Activity
Across the data below, state how many lines hold "screenshot", and reply with nothing but that number.

[Dataset rows for apps and sites]
★ ★ ★

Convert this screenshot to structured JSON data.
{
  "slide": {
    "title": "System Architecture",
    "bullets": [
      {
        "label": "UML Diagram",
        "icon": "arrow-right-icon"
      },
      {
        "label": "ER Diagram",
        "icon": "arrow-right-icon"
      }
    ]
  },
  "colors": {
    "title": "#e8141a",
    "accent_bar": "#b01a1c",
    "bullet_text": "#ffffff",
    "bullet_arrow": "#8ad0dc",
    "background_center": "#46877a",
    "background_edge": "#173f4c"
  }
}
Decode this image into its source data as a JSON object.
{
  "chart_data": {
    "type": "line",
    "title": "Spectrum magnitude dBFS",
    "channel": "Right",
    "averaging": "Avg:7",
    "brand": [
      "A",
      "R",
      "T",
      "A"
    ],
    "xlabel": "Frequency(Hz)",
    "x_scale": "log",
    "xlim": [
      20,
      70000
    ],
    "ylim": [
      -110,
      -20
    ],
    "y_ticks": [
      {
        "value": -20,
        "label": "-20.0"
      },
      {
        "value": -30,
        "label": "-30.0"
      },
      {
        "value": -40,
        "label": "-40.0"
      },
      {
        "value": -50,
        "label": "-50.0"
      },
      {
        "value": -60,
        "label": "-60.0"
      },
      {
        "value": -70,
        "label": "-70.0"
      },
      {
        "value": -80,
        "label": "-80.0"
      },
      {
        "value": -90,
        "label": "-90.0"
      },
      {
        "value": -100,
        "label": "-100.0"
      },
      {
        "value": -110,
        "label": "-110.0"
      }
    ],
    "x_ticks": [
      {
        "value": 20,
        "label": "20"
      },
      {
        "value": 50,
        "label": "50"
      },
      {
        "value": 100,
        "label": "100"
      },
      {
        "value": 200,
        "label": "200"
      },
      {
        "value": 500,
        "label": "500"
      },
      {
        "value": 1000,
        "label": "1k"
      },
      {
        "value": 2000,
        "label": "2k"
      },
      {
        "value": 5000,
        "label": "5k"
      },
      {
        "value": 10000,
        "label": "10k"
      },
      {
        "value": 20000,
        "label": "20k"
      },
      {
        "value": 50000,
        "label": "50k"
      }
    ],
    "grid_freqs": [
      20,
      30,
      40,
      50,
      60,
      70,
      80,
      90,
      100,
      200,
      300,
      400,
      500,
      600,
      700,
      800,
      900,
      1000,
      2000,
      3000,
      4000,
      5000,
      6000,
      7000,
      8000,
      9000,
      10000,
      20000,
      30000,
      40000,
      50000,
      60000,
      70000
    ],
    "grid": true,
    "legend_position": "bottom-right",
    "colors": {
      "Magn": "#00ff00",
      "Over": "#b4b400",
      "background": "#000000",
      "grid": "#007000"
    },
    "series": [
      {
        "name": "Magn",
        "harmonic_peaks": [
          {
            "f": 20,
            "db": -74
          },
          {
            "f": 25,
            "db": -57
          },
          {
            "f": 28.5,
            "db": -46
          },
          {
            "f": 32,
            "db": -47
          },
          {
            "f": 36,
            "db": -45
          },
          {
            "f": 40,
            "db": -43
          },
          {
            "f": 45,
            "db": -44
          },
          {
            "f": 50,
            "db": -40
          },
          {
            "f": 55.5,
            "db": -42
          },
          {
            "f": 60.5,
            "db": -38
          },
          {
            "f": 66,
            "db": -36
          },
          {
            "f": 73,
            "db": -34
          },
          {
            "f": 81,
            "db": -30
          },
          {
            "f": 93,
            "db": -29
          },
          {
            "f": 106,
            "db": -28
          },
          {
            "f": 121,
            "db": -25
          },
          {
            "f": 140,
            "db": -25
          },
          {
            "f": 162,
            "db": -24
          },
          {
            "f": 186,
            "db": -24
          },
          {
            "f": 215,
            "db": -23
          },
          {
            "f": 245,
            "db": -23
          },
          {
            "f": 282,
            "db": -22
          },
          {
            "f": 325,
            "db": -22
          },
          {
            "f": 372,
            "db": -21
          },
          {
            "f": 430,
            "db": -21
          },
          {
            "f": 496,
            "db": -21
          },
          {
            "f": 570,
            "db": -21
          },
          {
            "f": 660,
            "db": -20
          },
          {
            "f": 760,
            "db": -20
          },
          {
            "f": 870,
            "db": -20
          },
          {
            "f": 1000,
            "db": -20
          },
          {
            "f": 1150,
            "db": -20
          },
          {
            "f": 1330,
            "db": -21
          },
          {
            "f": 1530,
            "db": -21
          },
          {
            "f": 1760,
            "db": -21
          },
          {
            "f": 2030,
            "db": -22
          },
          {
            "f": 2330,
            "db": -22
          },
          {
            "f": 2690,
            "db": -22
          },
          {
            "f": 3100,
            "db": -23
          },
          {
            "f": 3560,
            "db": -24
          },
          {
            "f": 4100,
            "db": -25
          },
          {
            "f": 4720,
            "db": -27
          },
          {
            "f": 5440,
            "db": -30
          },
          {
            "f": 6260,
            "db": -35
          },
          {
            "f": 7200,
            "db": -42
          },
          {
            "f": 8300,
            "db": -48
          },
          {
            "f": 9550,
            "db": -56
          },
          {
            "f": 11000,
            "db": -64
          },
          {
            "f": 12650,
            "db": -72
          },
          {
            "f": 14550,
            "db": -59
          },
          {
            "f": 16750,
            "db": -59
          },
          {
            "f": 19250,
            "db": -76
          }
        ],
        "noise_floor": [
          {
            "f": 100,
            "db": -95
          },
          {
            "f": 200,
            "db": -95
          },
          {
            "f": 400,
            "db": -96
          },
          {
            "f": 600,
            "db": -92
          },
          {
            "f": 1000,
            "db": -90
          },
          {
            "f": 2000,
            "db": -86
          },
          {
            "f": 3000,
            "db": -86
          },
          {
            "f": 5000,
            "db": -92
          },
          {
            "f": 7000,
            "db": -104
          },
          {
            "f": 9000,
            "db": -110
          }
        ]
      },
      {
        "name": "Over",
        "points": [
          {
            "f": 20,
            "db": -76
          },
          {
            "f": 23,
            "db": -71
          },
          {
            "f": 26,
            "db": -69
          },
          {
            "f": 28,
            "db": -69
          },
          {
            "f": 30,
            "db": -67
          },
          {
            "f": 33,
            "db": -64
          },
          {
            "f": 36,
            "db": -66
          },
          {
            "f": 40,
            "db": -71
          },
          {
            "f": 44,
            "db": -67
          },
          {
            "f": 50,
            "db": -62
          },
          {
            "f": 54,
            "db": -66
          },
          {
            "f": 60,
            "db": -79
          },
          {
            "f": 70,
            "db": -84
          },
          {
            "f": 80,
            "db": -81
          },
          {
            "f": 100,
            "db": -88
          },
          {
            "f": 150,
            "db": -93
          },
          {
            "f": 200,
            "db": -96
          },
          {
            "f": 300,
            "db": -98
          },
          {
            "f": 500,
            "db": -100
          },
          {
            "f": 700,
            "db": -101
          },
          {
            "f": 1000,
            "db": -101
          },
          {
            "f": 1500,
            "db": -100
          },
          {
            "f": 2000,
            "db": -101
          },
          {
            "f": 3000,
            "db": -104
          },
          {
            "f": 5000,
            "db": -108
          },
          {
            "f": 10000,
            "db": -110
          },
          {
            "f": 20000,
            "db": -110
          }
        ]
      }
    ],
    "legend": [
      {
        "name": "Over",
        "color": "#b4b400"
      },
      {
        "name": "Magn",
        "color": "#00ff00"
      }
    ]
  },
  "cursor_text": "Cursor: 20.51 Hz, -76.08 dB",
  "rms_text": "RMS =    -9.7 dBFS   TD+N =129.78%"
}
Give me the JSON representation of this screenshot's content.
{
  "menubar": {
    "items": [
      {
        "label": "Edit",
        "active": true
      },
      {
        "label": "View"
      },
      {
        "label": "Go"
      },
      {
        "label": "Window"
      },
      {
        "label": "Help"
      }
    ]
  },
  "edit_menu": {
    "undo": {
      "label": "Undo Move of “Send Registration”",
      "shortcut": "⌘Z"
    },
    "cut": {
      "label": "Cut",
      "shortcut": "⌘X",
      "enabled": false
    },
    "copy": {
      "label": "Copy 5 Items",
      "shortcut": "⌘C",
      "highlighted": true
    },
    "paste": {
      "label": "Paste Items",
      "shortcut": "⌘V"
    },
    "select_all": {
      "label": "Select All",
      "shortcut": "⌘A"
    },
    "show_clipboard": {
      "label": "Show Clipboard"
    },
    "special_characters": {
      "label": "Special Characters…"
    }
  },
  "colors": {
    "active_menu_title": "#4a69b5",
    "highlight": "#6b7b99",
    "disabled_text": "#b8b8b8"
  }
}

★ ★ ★

Task result
2